== Your instructions ==
Each entry needs to be repeated exactly, with nothing added or removed.

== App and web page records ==
- Opening Delimiter -

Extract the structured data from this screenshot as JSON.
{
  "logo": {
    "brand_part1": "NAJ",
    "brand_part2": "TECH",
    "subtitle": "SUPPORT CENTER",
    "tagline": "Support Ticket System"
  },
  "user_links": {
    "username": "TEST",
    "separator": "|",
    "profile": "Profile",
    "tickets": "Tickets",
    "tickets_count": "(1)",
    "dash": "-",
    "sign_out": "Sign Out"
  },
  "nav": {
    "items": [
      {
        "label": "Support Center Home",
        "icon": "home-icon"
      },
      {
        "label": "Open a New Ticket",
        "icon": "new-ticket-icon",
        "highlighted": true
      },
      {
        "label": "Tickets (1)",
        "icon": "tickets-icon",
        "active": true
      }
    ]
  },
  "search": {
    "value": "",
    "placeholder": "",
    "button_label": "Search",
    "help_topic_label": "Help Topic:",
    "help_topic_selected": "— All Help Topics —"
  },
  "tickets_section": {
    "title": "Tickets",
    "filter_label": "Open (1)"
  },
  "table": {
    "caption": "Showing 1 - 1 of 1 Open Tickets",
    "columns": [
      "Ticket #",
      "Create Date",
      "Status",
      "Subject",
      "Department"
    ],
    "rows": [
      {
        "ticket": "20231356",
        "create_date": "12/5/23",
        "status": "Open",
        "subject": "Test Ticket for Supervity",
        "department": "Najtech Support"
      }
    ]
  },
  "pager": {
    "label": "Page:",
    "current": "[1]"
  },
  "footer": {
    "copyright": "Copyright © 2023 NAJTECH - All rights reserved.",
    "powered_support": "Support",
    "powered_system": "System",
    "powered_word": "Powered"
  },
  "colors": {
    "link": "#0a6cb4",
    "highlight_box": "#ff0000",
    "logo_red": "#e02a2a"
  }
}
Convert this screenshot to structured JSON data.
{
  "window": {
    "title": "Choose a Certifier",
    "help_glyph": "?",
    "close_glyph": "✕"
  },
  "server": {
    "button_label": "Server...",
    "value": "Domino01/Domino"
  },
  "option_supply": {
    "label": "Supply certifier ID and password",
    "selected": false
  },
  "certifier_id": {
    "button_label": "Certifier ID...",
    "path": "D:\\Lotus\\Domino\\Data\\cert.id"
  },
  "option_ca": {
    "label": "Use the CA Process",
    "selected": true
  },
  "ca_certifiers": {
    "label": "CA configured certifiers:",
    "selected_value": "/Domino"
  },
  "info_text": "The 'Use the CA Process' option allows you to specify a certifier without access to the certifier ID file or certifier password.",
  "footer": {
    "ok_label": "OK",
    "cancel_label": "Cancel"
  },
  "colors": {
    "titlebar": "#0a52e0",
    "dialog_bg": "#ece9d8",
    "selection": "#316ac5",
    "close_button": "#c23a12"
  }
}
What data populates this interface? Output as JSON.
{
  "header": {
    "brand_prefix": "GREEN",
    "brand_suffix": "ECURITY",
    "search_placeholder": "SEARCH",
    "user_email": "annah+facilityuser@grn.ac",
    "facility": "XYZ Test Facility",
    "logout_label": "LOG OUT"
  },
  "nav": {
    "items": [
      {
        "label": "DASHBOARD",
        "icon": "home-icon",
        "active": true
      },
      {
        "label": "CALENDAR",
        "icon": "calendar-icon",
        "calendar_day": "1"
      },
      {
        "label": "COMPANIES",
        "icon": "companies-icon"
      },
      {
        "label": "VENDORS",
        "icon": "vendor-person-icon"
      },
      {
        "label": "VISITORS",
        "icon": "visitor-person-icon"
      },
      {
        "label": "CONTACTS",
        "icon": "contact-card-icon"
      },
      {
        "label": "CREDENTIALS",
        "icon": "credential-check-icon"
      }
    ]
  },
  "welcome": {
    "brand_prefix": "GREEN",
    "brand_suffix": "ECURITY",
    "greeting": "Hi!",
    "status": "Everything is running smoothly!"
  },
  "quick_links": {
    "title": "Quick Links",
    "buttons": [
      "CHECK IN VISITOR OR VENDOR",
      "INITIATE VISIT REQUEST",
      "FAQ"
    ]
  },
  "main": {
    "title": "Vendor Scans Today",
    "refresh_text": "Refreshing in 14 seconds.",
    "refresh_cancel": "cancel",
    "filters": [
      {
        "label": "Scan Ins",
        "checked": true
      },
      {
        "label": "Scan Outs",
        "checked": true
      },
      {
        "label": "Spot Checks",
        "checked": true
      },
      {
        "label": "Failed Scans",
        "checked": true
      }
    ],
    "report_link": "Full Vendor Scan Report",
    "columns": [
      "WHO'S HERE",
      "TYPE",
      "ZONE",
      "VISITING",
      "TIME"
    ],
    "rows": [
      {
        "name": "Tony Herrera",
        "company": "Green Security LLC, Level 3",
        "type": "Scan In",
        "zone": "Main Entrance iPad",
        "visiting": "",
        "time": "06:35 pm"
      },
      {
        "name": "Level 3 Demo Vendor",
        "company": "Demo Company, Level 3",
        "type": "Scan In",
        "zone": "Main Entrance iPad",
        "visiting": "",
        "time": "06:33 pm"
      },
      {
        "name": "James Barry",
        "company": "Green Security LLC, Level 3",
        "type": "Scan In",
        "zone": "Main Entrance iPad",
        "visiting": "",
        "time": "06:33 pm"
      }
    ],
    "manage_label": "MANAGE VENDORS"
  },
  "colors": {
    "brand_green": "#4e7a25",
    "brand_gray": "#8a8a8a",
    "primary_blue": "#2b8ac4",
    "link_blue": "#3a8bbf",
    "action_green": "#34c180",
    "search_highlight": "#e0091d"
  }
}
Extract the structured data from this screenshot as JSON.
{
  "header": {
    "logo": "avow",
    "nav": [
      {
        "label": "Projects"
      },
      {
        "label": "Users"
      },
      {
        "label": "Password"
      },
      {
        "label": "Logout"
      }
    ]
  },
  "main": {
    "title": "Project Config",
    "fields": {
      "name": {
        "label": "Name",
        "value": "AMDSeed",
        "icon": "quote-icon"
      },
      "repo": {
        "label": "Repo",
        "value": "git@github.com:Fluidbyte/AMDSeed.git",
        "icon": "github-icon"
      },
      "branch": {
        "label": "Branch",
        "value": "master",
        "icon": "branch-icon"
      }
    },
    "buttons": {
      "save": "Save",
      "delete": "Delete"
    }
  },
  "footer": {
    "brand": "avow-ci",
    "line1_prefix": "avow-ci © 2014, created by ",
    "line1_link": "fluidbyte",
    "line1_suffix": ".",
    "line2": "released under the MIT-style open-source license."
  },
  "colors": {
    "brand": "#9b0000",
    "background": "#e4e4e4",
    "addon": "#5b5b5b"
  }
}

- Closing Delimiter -

== Answer area ==
Extract the structured data from this screenshot as JSON.
{
  "logo": {
    "brand_part1": "NAJ",
    "brand_part2": "TECH",
    "subtitle": "SUPPORT CENTER",
    "tagline": "Support Ticket System"
  },
  "user_links": {
    "username": "TEST",
    "separator": "|",
    "profile": "Profile",
    "tickets": "Tickets",
    "tickets_count": "(1)",
    "dash": "-",
    "sign_out": "Sign Out"
  },
  "nav": {
    "items": [
      {
        "label": "Support Center Home",
        "icon": "home-icon"
      },
      {
        "label": "Open a New Ticket",
        "icon": "new-ticket-icon",
        "highlighted": true
      },
      {
        "label": "Tickets (1)",
        "icon": "tickets-icon",
        "active": true
      }
    ]
  },
  "search": {
    "value": "",
    "placeholder": "",
    "button_label": "Search",
    "help_topic_label": "Help Topic:",
    "help_topic_selected": "— All Help Topics —"
  },
  "tickets_section": {
    "title": "Tickets",
    "filter_label": "Open (1)"
  },
  "table": {
    "caption": "Showing 1 - 1 of 1 Open Tickets",
    "columns": [
      "Ticket #",
      "Create Date",
      "Status",
      "Subject",
      "Department"
    ],
    "rows": [
      {
        "ticket": "20231356",
        "create_date": "12/5/23",
        "status": "Open",
        "subject": "Test Ticket for Supervity",
        "department": "Najtech Support"
      }
    ]
  },
  "pager": {
    "label": "Page:",
    "current": "[1]"
  },
  "footer": {
    "copyright": "Copyright © 2023 NAJTECH - All rights reserved.",
    "powered_support": "Support",
    "powered_system": "System",
    "powered_word": "Powered"
  },
  "colors": {
    "link": "#0a6cb4",
    "highlight_box": "#ff0000",
    "logo_red": "#e02a2a"
  }
}
Convert this screenshot to structured JSON data.
{
  "window": {
    "title": "Choose a Certifier",
    "help_glyph": "?",
    "close_glyph": "✕"
  },
  "server": {
    "button_label": "Server...",
    "value": "Domino01/Domino"
  },
  "option_supply": {
    "label": "Supply certifier ID and password",
    "selected": false
  },
  "certifier_id": {
    "button_label": "Certifier ID...",
    "path": "D:\\Lotus\\Domino\\Data\\cert.id"
  },
  "option_ca": {
    "label": "Use the CA Process",
    "selected": true
  },
  "ca_certifiers": {
    "label": "CA configured certifiers:",
    "selected_value": "/Domino"
  },
  "info_text": "The 'Use the CA Process' option allows you to specify a certifier without access to the certifier ID file or certifier password.",
  "footer": {
    "ok_label": "OK",
    "cancel_label": "Cancel"
  },
  "colors": {
    "titlebar": "#0a52e0",
    "dialog_bg": "#ece9d8",
    "selection": "#316ac5",
    "close_button": "#c23a12"
  }
}
What data populates this interface? Output as JSON.
{
  "header": {
    "brand_prefix": "GREEN",
    "brand_suffix": "ECURITY",
    "search_placeholder": "SEARCH",
    "user_email": "annah+facilityuser@grn.ac",
    "facility": "XYZ Test Facility",
    "logout_label": "LOG OUT"
  },
  "nav": {
    "items": [
      {
        "label": "DASHBOARD",
        "icon": "home-icon",
        "active": true
      },
      {
        "label": "CALENDAR",
        "icon": "calendar-icon",
        "calendar_day": "1"
      },
      {
        "label": "COMPANIES",
        "icon": "companies-icon"
      },
      {
        "label": "VENDORS",
        "icon": "vendor-person-icon"
      },
      {
        "label": "VISITORS",
        "icon": "visitor-person-icon"
      },
      {
        "label": "CONTACTS",
        "icon": "contact-card-icon"
      },
      {
        "label": "CREDENTIALS",
        "icon": "credential-check-icon"
      }
    ]
  },
  "welcome": {
    "brand_prefix": "GREEN",
    "brand_suffix": "ECURITY",
    "greeting": "Hi!",
    "status": "Everything is running smoothly!"
  },
  "quick_links": {
    "title": "Quick Links",
    "buttons": [
      "CHECK IN VISITOR OR VENDOR",
      "INITIATE VISIT REQUEST",
      "FAQ"
    ]
  },
  "main": {
    "title": "Vendor Scans Today",
    "refresh_text": "Refreshing in 14 seconds.",
    "refresh_cancel": "cancel",
    "filters": [
      {
        "label": "Scan Ins",
        "checked": true
      },
      {
        "label": "Scan Outs",
        "checked": true
      },
      {
        "label": "Spot Checks",
        "checked": true
      },
      {
        "label": "Failed Scans",
        "checked": true
      }
    ],
    "report_link": "Full Vendor Scan Report",
    "columns": [
      "WHO'S HERE",
      "TYPE",
      "ZONE",
      "VISITING",
      "TIME"
    ],
    "rows": [
      {
        "name": "Tony Herrera",
        "company": "Green Security LLC, Level 3",
        "type": "Scan In",
        "zone": "Main Entrance iPad",
        "visiting": "",
        "time": "06:35 pm"
      },
      {
        "name": "Level 3 Demo Vendor",
        "company": "Demo Company, Level 3",
        "type": "Scan In",
        "zone": "Main Entrance iPad",
        "visiting": "",
        "time": "06:33 pm"
      },
      {
        "name": "James Barry",
        "company": "Green Security LLC, Level 3",
        "type": "Scan In",
        "zone": "Main Entrance iPad",
        "visiting": "",
        "time": "06:33 pm"
      }
    ],
    "manage_label": "MANAGE VENDORS"
  },
  "colors": {
    "brand_green": "#4e7a25",
    "brand_gray": "#8a8a8a",
    "primary_blue": "#2b8ac4",
    "link_blue": "#3a8bbf",
    "action_green": "#34c180",
    "search_highlight": "#e0091d"
  }
}
Extract the structured data from this screenshot as JSON.
{
  "header": {
    "logo": "avow",
    "nav": [
      {
        "label": "Projects"
      },
      {
        "label": "Users"
      },
      {
        "label": "Password"
      },
      {
        "label": "Logout"
      }
    ]
  },
  "main": {
    "title": "Project Config",
    "fields": {
      "name": {
        "label": "Name",
        "value": "AMDSeed",
        "icon": "quote-icon"
      },
      "repo": {
        "label": "Repo",
        "value": "git@github.com:Fluidbyte/AMDSeed.git",
        "icon": "github-icon"
      },
      "branch": {
        "label": "Branch",
        "value": "master",
        "icon": "branch-icon"
      }
    },
    "buttons": {
      "save": "Save",
      "delete": "Delete"
    }
  },
  "footer": {
    "brand": "avow-ci",
    "line1_prefix": "avow-ci © 2014, created by ",
    "line1_link": "fluidbyte",
    "line1_suffix": ".",
    "line2": "released under the MIT-style open-source license."
  },
  "colors": {
    "brand": "#9b0000",
    "background": "#e4e4e4",
    "addon": "#5b5b5b"
  }
}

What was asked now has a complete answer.